#### WHAT YOU WILL DO:
Output, exactly as written, the lines of the data below from the one containing "Enumerate this screenshot's" to the end.

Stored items
^^^^

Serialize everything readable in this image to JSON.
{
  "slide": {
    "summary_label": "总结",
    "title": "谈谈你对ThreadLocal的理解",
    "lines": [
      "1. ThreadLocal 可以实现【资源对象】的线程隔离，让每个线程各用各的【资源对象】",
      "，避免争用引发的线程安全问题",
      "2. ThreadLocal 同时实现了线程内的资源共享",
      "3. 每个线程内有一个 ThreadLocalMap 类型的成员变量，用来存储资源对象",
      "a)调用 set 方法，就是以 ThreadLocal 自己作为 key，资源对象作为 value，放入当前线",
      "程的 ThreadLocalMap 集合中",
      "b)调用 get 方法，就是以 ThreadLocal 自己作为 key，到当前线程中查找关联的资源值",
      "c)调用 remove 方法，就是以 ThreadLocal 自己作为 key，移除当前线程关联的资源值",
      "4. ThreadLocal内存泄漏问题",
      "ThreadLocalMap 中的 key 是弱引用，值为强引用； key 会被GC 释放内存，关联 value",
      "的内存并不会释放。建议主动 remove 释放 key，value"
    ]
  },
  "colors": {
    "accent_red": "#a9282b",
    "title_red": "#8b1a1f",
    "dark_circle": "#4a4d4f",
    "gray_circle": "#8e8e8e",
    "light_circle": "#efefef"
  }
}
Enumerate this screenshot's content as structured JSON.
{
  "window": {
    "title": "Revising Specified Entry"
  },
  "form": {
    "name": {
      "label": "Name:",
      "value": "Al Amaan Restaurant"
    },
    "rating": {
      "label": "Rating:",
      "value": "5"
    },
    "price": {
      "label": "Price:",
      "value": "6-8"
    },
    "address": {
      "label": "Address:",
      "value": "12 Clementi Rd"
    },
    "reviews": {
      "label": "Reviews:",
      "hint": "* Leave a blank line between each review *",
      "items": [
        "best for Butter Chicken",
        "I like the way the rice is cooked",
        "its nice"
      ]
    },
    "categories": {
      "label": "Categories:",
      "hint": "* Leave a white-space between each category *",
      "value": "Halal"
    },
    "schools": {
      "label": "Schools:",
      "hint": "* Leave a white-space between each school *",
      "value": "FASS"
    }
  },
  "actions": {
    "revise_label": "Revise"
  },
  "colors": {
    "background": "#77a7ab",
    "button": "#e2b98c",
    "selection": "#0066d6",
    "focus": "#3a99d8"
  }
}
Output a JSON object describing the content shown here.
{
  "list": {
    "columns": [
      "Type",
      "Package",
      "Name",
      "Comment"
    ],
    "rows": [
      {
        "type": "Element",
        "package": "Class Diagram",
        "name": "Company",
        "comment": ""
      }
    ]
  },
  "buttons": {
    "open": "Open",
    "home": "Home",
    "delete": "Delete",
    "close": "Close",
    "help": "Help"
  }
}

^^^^

#### RESPONSE BELOW:
Enumerate this screenshot's content as structured JSON.
{
  "window": {
    "title": "Revising Specified Entry"
  },
  "form": {
    "name": {
      "label": "Name:",
      "value": "Al Amaan Restaurant"
    },
    "rating": {
      "label": "Rating:",
      "value": "5"
    },
    "price": {
      "label": "Price:",
      "value": "6-8"
    },
    "address": {
      "label": "Address:",
      "value": "12 Clementi Rd"
    },
    "reviews": {
      "label": "Reviews:",
      "hint": "* Leave a blank line between each review *",
      "items": [
        "best for Butter Chicken",
        "I like the way the rice is cooked",
        "its nice"
      ]
    },
    "categories": {
      "label": "Categories:",
      "hint": "* Leave a white-space between each category *",
      "value": "Halal"
    },
    "schools": {
      "label": "Schools:",
      "hint": "* Leave a white-space between each school *",
      "value": "FASS"
    }
  },
  "actions": {
    "revise_label": "Revise"
  },
  "colors": {
    "background": "#77a7ab",
    "button": "#e2b98c",
    "selection": "#0066d6",
    "focus": "#3a99d8"
  }
}
Output a JSON object describing the content shown here.
{
  "list": {
    "columns": [
      "Type",
      "Package",
      "Name",
      "Comment"
    ],
    "rows": [
      {
        "type": "Element",
        "package": "Class Diagram",
        "name": "Company",
        "comment": ""
      }
    ]
  },
  "buttons": {
    "open": "Open",
    "home": "Home",
    "delete": "Delete",
    "close": "Close",
    "help": "Help"
  }
}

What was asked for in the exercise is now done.